In Debt like Silk: An American Horror Story CreditBy Pictolic https://pictolic.com/en/article/in-debt-like-silk-an-american-horror-story-credit
Photographer Brittany Powell herself got into debt, borrowing more than $ 30,000 from banks, after which she began a project collecting portraits of her compatriots who were also mired in loans.
After the artist Brittany Powell lost her job and reached the poverty line in 2008 due to the economic crisis, she decided to investigate how debts affect people's self-perception and their relationships with the outside world. As part of the Debts project, she photographed bankrupt citizens together with their property and asked everyone to put their own bankruptcy history on paper. In two years, out of the planned 99 interviews, she managed to conduct 32 — in San Francisco, New York, Portland and Oregon. Powell recently launched a Kickstarter campaign to raise funds to continue the project. As the artist explained, she needs money to interview people in each of the states and achieve representativeness in creating a generalized image of an American debtor.

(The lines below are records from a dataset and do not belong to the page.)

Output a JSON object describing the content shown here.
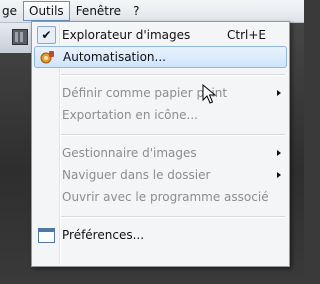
{
  "menubar": {
    "items": [
      "ge",
      "Outils",
      "Fenêtre",
      "?"
    ]
  },
  "menu": {
    "items": [
      {
        "label": "Explorateur d'images",
        "shortcut": "Ctrl+E",
        "checked": true,
        "icon": "check-icon"
      },
      {
        "label": "Automatisation...",
        "highlighted": true,
        "icon": "automation-icon"
      },
      {
        "label": "Définir comme papier peint",
        "disabled": true,
        "submenu": true
      },
      {
        "label": "Exportation en icône...",
        "disabled": true
      },
      {
        "label": "Gestionnaire d'images",
        "disabled": true,
        "submenu": true
      },
      {
        "label": "Naviguer dans le dossier",
        "disabled": true,
        "submenu": true
      },
      {
        "label": "Ouvrir avec le programme associé",
        "disabled": true
      },
      {
        "label": "Préférences...",
        "icon": "preferences-icon"
      }
    ]
  },
  "colors": {
    "highlight_border": "#8fb5e3",
    "disabled_text": "#8d8d8d",
    "menu_bg": "#f4f5f7"
  }
}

1. James M. Thomas, PhD student, writer. Debts in the amount of $24,500
I have been studying at graduate school intermittently since 2003. In the short periods of time free from study, I worked full-time. Despite the fact that I had small savings, they were not enough for my studies at an expensive university, they could not cover the difference between income (scholarships, etc.) and monthly expenses in expensive cities (New York, San Francisco).
2. Sherin Jelled, masseuse. Debts in the amount of $10,000
I received money from insurance payments after the death of a loved one, after which the banks raised the maximum amount of loan money that I could receive. Then I didn't work and suffered from the loss of a loved one, as a result of which I accumulated a debt of more than $20,000 due to frivolous spending.
3. Mike, architectural designer. Debts in the amount of $160,000
Master's degree in 4 years. Real estate transaction. Unemployed.
4. Bates, surfing instructor, catering worker, entrepreneur. Debts in the amount of $30,000
I worked for a startup, so they didn't pay me much, and in order to pay for my daily needs, I had to borrow on credit cards. Then the business completely withered away, the recession came, I moved and still can't find a normal job.
5. Morris Legrand, musician. Debts in the amount of $450,000
Poor mortgage conditions, job loss in 2005.
6. Bate Ross Smith, photographer, fine artist, teacher. Debts in the amount of $91,000
If you have a creative profession and at the same time you work for yourself, you need to work hard and fruitfully. Debts in the amount of $91,000 accumulated on student loans.
7. Jeremy E. Mills, unemployed. Debts in the amount of $30,000
Currently, my student loan debts are $30,000. I grew up in Boise, Idaho, where I attended college majoring in Railroad Transportation Management. I need to start paying off my debts next month, but at the moment I don't have any plan on how to do it yet.
8. Grace Ragland, family relations specialist. Debts in the amount of $75,000
The story of my debt began with going to college. I was never taught how to handle money properly, and therefore I quickly spent all my income. Full-time college education required additional loans for student loan programs. I used the rest of the money for everyday expenses — paying off a loan for a car, etc. When my ex-husband went to prison, I became the main breadwinner in the family and was unable to pay previous debts. My debt grew despite the fact that I worked 2-3 jobs, 7 days a week for 7 years. My health has been shaken, and now that the children have grown up, I work full-time at one job. I finally saw the light at the end of the tunnel - thanks to my family and prayers. It affected all aspects of my life, and I regret that I did not pay enough attention to the proper handling of money.
9. Ramon Romero, entrepreneur. Debts in the amount of $250,000
I have accumulated over $250,000 in debt. It all started with credit cards, phone bills, and a laundry I bought. In nine months, my water bill was over $28,700.
10. Michelle Manis, housekeeper. Debts in the amount of $35,000
I accumulated my last debt after a large payment, when I was 23 years old. When I returned to college, I accumulated most of this debt; the rest was formed from mail order catalogs, other debts and homeless wandering.
11. Bernit Bradley, social worker. Debts in the amount of $26,000
She owed $130,000 for houses and cars. Now I still owe $26,000 on student loans that helped me survive when I was in high school. I plan to repay them in the near future.
12. Martin Olive, Executive Director of Vapor Room Cooperative. Debts in the amount of $930,500
I was tested by the US Internal Revenue Service to open a medical drug dispensary in 2004 and 2005. The Tax Service, applying the controversial provision 280E, forbade me to deduct the cost of cannabis as a standard business deduction. In the end, I had to pay full income tax, plus interest, plus fines. In addition to this tax burden, I suffered from a brain aneurysm, underwent surgery and spent 10 days in the intensive care unit: the costs of all this were not covered by my health insurance.